Moreover, dissecting the root problem is key to understanding what is at hand, how to approach the issue, and how to go about making possible changes so that it may not happen again. The factors that make up the root causes of health inequity are diverse, complex, evolving, and interdependent in nature. It is important to understand the underlying causes and conditions of health inequities to inform equally complex and effective interventions to promote health equity. With the magnitude of change I sought to accomplish, I must further my education in understanding health plans and health system design, and too; enhance my knowledge on the most pressing areas of research that lie within health management and policy along with other courses that identifies the challenges of implementation and evaluation. Yet, my quest for learning does not stop there. Outside of the classroom I look forward to interact with diverse peers through organizations and mere conversation.
It leads to greater active thinking, intellectual engagement and motivation. It is not only bettering the campus in being inclusive, but too it creates a confidence in creative problem-solving, a greater understanding of their field of study and increased comprehension in science and technology. I see myself being a part of the Griffith Leadership Conference; partaking a role in supporting excellence in health management and policy leaders.

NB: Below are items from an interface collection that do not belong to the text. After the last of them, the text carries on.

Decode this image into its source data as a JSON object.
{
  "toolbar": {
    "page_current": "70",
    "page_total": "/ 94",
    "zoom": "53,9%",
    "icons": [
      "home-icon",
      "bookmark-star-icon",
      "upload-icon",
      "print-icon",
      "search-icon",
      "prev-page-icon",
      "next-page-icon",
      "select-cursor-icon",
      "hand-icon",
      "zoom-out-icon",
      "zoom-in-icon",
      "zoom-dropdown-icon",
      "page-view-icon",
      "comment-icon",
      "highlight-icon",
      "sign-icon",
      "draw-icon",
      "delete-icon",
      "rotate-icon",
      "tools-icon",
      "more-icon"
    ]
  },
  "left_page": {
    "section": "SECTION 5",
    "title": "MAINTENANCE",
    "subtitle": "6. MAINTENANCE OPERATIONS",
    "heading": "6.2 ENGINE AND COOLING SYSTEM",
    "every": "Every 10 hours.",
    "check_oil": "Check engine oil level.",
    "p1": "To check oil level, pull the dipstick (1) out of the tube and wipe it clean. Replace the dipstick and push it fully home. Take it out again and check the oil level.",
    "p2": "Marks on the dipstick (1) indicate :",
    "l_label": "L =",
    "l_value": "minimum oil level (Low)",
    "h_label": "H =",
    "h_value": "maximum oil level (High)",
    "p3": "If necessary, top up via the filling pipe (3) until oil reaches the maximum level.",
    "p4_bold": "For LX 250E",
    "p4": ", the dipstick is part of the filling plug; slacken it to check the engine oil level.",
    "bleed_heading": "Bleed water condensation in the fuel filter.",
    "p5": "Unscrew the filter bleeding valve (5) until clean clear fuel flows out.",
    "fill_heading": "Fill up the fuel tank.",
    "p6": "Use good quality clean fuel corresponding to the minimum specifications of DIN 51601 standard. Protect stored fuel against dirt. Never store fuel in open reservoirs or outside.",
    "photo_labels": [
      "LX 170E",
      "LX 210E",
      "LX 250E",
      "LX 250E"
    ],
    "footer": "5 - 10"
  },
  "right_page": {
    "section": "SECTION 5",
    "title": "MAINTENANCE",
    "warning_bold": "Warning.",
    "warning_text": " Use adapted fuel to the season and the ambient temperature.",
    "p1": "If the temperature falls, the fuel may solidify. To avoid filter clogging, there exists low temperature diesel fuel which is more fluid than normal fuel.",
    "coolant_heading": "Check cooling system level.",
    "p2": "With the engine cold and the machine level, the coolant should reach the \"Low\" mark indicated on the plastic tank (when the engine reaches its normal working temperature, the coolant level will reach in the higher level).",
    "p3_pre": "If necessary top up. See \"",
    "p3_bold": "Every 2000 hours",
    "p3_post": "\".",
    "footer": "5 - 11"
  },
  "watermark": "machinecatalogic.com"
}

It’s mission to improve health management and policy through teaching and practice conforms in my mission in taking a leadership role in understanding and dismantling health injustices.
Hence fore, that is why I am pursuing and MPH in health policy and management to facilitate new and improved health care regimes in the private sector to affect those globally, but specifically target urban and underrepresented communities to decrease diseases and ailments most prevalent within races is not only my passion; but is me being the source of success by administering to underdeveloped and misrepresented communities. I am passionate in my belief that health is a human right.